My daughter’s advice to everyone, lose the shoes. She is three and the lesson to pay attention to here is the childlike joy in finding freedom in being barefoot outside.  I see how my children playing barefoot has helped their balance and confidence in risk taking, like in rock or tree climbing. The sole is a sensory organ by which we can perceive the ground while standing and walking. The soles of the feet are extremely sensitive to touch due to a high concentration of nerve endings, with as many as 200,000 per sole. Everytime we put on shoes, it restricts the sensory experiences needed to stimulate these nerves. Children are growing beings, their feet included. By going into nature barefoot, it gives a child room to grow by strengthening joints and muscles, stimulating senses, and reducing negative electrons in the body.

Barefeet Is Biblical


“There the angel of the Lord appeared to him as a flame coming from the middle of a bush. Moses saw that the bush was on fire but that it was not burning up. “This is strange,” he thought. “Why isn’t the bush burning up? I will go closer and see.” When the Lord saw that Moses was coming closer, he called to him from the middle of the bush and said, “Moses! Moses!” He answered, “Yes, here I am.” God said, “Do not come any closer. Take off your sandals, because you are standing on Holy ground.” Exodus 3:2-5 GNT

Oftentimes I will remove my shoes while in church. I started this initially because it made me feel closer to God. Then after I began to read the Bible, I learned that it is appropriate to remove your shoes in the house of the Lord because it is Holy ground. Being in nature plays a role in the growth of my relationship with God. I spend a lot of time outside alone, listening to nature’s orchestra and admiring the beauty of His creation. I pay my respects to the life He created before man and believe that the earth itself is Holy ground.
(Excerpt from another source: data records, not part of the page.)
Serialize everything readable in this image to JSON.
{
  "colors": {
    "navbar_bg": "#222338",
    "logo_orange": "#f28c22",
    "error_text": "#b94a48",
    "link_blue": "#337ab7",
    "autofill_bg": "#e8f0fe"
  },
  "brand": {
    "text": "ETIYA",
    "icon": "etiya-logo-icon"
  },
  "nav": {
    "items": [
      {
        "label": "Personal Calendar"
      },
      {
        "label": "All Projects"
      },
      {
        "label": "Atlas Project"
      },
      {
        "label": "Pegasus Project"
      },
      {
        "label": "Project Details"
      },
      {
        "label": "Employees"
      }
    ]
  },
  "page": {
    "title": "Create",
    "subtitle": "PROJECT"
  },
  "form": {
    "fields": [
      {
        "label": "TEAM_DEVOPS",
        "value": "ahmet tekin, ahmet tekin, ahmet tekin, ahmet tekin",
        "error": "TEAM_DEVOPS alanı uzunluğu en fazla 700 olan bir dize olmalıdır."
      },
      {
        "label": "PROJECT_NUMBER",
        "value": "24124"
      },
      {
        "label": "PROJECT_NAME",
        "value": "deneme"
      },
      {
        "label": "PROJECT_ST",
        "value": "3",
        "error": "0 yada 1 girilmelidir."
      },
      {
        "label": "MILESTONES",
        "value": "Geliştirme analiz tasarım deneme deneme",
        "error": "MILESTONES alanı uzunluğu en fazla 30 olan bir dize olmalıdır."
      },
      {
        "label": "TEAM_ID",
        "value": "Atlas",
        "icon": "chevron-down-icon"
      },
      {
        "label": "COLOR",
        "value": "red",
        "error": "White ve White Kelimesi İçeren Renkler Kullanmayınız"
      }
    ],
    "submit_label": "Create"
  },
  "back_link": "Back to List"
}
Being barefoot outside not only helps with my own well-being, but it helps me feel connected with my Father.


“Jesus knew that the Father had given him complete power; he knew that he had come from God and was going to God. So he rose from the table, took off his outer garment, and tied a towel around his waist. Then he poured some water into a washbasin and began to wash the disciples’ feet and dry them with the towel around his waist.” John 13:3-5 GNT

“I, your Lord and Teacher, have just washed your feet. You, then, should wash one another’s feet. I have set an example for you, so that you will do just what I have done for you. I am telling you the truth: no slaves are greater than their master, and no messengers are greater than the one who sent them.” John 13:14-16 GNT

Here is Jesus, the supposed Savior and Redeemer of the world, performing an act normally reserved for slaves. In the beginning where we see Moses removing his shoes as a sign of respect and submission to God, we see the Lord removing shoes to wash someone else’s feet, showing them grace. Being barefoot in nature not only allows me to feel closer to God, but it also reminds me to remain humble and serve others.

Walk In Joy

With every step we take, count it as joy. Going barefoot in nature helps break boundaries and allows for a deeper connection with your environment and others. The Lord made this earth and He made you to be part of it, so enjoy walking in joy.

“You will live in joy and peace. The mountains and hills will burst into song, and the trees of the field will clap their hands!” Isaiah 55:12 NLT